Ali said that over twenty communities in the Choapa valley had occupied the highway to demand that the company stop taking water from the river. She said that there is still water in the valley, but it is all behind the tailings dam. In the context of the prolonged drought, all of these communities are identifying Minera Los Pelambres as the problem. There is sustained protest against the company, suggesting that it is not a stable investment.
Chairman Luksic said he and Ali were clearly reading different publications. He stood by what he had said about the protests. Ali said that she stood by what she had said – that there had been a very long protest. “By very few people,” retorted Luksic.
This last remark reminded me of a similar comment in 2002 by Condoleezza Rice, former US Secretary of State, about the anti-war protest by two million people in Britain – possibly the largest political protest the country has ever seen. She said that, given that the total UK population was around 60 million, this was a small protest.
Two shareholders both expressed concern that the announcement that morning that Rio Tinto’s problems at its Oyu Tolgoi copper project in Mongolia may be over may mean that the copper market may be over supplied and copper prices fall further.
Luksic replied that commodities prices have fallen drastically in recent years but copper had fallen less than iron ore. There were no major new copper mines coming on stream and most analysts believe that the copper price will go back up again in the next two years, particularly if demand continues to increase at 3% a year or more.

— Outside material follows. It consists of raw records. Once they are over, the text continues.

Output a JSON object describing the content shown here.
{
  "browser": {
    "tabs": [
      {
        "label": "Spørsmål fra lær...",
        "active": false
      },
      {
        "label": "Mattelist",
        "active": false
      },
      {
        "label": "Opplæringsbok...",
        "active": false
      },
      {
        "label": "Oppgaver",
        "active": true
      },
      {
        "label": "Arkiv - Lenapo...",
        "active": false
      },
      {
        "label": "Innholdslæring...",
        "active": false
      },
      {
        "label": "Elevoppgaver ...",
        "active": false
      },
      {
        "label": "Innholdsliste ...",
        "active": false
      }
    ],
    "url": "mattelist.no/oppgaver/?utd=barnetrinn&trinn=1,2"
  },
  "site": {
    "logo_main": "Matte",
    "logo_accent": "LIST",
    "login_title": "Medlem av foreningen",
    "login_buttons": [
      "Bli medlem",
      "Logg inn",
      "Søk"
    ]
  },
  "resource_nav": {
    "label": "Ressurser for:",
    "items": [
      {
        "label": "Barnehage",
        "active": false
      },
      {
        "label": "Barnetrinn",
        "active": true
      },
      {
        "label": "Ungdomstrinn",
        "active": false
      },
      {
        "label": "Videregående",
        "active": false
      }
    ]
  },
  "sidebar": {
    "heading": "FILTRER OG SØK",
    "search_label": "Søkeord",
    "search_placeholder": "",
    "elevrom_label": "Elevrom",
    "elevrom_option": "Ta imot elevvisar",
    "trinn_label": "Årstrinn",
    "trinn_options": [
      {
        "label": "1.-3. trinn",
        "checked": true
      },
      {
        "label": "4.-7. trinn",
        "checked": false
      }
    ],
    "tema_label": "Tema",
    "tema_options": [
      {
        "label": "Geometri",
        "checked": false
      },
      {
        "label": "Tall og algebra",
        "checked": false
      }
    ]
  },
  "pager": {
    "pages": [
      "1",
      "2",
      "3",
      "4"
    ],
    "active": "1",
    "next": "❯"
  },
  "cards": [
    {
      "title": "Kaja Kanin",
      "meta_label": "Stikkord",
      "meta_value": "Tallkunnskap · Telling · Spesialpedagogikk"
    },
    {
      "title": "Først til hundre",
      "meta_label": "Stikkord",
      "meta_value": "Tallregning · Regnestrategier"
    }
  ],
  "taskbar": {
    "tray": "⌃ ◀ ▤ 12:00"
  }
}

After the meeting, representatives of Minera Los Pelambres spoke to Ali and me, saying how important it is that the communities should ‘dialogue’ with them. I should have thought the communities have made it crystal clear what they want. The company needs to start listening, and accepting the community’s demands.